- Waste dealer – any person, business or organisation that buys waste with the aim of subsequently selling it, including in circumstances where the dealer does not take physical possession of the waste.
- Waste broker – any person, business or organisation that arranges waste transportation and management of waste on behalf of another party, such as organisations contracting out waste collection services e.g., local authorities, supermarkets, and producer responsibility compliance schemes.
- Waste manager – any person involved in the collection, transport, recovery, or disposal of controlled waste, including the supervision of these operations, the aftercare of disposal sites and actions taken as a dealer or broker
A separate duty of care applies to householders (occupiers of a domestic property), limited to taking all reasonable measures available to them to ensure their waste is transferred to an authorised person.
Under Environmental Protection Act 1990 section 33 anyone who produces waste has a duty of care to ensure that it is disposed of properly.
The registered keeper of a vehicle is liable for conviction if their vehicle is used during a fly-tipping offence.
Investigation, penalties and prosecution
The Environment Agency may investigate if the incident is large-scale, serious, organised illegal dumping or immediately threatens human health or the environment. A private investigation will be conducted on land or water as relevant and may lead to enforcement action. Investigations may also be triggered by landowner reports of fly-tipped waste on their property.
Assess the incident
Information on the following will be gathered as part of an investigation:
- The circumstances, for example if anyone witnessed the fly-tipping, the date and time it happened and a description of any vehicles involved
- Land type, for example relevant land or privately owned
- Location, for example highway verge, back alleyway, railway embankment or river
- The amount and type of waste, for example solid, liquid or gas
- Its potential effects, for example how it may harm people, animals or the environment
Penalties and notices
Fixed Penalty Notices (FPN) may be issued following an investigation, as guided by the enforcement policy in place.
An FPN may be served and enforced requiring the occupier of the land to remove the fly-tipped waste and remediate the land.
FPNs will not be issued for:
- Operators in the waste management industry
- Repeat offenders

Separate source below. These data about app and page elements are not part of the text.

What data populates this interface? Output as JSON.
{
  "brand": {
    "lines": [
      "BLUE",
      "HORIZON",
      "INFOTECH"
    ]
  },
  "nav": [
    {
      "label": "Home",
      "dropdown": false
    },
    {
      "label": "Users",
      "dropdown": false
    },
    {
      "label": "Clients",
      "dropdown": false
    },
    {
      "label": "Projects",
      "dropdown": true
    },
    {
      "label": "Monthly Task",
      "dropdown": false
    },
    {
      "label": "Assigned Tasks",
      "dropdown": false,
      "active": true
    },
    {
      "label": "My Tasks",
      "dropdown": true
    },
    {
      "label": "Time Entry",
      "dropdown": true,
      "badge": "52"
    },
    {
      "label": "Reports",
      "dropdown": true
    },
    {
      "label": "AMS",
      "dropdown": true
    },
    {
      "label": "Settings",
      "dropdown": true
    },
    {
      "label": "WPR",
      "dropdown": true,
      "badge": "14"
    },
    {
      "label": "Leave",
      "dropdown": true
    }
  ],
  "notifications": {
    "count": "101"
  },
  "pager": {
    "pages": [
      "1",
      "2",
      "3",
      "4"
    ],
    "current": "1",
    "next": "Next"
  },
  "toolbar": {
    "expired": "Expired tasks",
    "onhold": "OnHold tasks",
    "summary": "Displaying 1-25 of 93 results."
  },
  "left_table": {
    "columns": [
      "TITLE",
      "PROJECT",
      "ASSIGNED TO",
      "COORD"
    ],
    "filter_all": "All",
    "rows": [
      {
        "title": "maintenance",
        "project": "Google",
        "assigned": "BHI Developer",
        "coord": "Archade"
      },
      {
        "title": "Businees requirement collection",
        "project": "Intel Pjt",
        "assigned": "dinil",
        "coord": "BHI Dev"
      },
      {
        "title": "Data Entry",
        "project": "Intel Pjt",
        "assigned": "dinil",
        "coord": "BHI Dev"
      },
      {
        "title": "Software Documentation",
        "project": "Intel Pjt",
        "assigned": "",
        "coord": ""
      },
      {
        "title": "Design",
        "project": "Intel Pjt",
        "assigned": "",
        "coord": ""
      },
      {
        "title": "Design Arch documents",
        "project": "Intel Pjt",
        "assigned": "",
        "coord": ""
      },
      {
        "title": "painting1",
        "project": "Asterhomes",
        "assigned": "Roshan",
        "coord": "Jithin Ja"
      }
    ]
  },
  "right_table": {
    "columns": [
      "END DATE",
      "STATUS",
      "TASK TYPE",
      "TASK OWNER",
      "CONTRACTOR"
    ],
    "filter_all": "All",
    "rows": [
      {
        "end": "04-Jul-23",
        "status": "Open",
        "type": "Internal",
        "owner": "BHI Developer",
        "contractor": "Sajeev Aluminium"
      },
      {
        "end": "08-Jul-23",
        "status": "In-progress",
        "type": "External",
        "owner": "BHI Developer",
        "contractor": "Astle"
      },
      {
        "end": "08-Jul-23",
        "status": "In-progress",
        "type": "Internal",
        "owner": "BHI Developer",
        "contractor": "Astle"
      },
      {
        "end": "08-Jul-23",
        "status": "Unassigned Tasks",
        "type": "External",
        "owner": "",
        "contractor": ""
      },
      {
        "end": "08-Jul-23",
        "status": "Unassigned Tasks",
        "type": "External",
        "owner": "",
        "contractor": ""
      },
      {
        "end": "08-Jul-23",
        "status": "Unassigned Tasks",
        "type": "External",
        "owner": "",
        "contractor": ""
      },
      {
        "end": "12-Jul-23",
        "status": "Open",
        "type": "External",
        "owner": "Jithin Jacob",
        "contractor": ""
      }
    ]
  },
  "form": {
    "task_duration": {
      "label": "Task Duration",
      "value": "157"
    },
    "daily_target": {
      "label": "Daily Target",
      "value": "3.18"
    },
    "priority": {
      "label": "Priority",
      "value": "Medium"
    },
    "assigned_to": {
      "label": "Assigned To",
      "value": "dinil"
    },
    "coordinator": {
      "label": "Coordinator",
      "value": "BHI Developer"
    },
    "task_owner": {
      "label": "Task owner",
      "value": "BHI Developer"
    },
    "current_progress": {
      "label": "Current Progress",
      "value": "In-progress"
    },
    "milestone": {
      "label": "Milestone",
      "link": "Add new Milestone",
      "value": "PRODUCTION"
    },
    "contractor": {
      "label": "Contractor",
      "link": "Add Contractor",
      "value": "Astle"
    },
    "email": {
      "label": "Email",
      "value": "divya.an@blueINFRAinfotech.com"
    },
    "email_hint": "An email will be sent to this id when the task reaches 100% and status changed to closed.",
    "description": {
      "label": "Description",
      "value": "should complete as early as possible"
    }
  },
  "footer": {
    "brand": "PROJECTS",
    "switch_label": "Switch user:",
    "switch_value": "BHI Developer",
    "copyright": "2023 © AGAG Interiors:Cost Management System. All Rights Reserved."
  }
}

- Those responsible for large-scale fly-tipping or the fly-tipping of hazardous waste
These incidents will be enforced by Local Authorities using existing prosecution powers.
Prosecutions following an investigation may employ the following legislation:
- Environmental Protection Act 1990 section 33
- Environmental Permitting (England and Wales) Regulations 2010, regulations 12 and 38
- Environmental Permitting (England and Wales) Regulations 2010, schedule 21 – water discharge activities
Convicted parties can be fined an unlimited amount or imprisoned for up to 5 years.
If an investigation results in a conviction, this result will be reported to the Environment Agency to enable the review of relevant licences or permits.
Costs spent on investigation of an incident, clean up and enforcement work may be reclaimed from either: The polluter, the occupier or landowner.
Refer to guidance by the National Fly-tipping Prevention Group on how to prevent fly-tipping and see examples of Local Authority best practice: http://www.tacklingflytipping.com/home/1508